News Corp. agreed to sell its programmatic video advertising platform Unruly to Tremor, the media company said Monday. Israel-based Tremor is a sell-side platform that publishers use to sell their ad inventory to marketers programmatically.
News Corp. is selling Unruly at a deep discount from what it paid for the venture. News Corp. purchased Unruly in 2015 for about $90 million cash plus up to $86 million contingent on performance to drive more video views to its websites. Today, however, the company offloaded its ad tech acquisition in exchange for a 6.9 percent stake in Tremor valued at roughly $20 million.
Back in 2015, News Corp. said “Unruly is a feisty and creative company with a start-up sensibility that fits perfectly with our own approach to developing business in the digital age. The acquisition will serve as a catalyst for our brands, helping extend our expertise in the digital and mobile video area.”
Those plans were likely thwarted by Google-owned YouTube and by Facebook, which continue to gobble up the majority of ad dollars from Madison Avenue, especially in the video arena. According to a June report from eMarketer, Google and Facebook captured about 57 percent of all U.S. digital ad spend in 2018.
Tremor now holds the exclusive rights to sell outstream video on some 50 News Corp. properties while also gaining access to more than 2,000 publishers that already use Unruly’s platform. It must, however, spend some $39 million over three years advertising on News Corp. websites as part of the deal.
News Corp.

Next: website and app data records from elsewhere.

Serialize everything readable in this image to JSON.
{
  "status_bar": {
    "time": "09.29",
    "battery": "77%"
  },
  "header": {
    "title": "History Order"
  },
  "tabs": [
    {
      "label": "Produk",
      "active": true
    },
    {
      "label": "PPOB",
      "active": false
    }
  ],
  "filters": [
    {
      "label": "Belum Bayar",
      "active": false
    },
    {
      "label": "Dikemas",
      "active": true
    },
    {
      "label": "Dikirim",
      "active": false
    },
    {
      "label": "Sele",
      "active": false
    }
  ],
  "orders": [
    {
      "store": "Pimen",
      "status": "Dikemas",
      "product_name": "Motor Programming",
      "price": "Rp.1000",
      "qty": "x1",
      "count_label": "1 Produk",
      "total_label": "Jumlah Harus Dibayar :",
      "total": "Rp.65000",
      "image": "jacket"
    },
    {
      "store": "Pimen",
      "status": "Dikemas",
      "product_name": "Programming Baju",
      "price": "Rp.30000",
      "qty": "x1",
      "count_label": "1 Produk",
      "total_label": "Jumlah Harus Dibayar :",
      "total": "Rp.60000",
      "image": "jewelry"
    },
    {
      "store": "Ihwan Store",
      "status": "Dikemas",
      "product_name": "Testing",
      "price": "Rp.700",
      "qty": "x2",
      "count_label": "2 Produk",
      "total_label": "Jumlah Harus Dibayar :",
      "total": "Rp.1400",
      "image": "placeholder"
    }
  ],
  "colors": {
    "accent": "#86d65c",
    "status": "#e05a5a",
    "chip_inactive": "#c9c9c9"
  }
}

U.K. CEO Rebekah Brooks will also join the Tremor board.
"Unruly will benefit from Tremor's wide range of formats, including advanced TV and in-app, as well as an analytics suite and yield optimization tools,” Norm Johnston, CEO of Unruly, said in a statement Monday. “Together we'll bring the power of emotions to video advertising to drive better results for advertisers, higher levels of engagement for consumers and more revenue for publishers."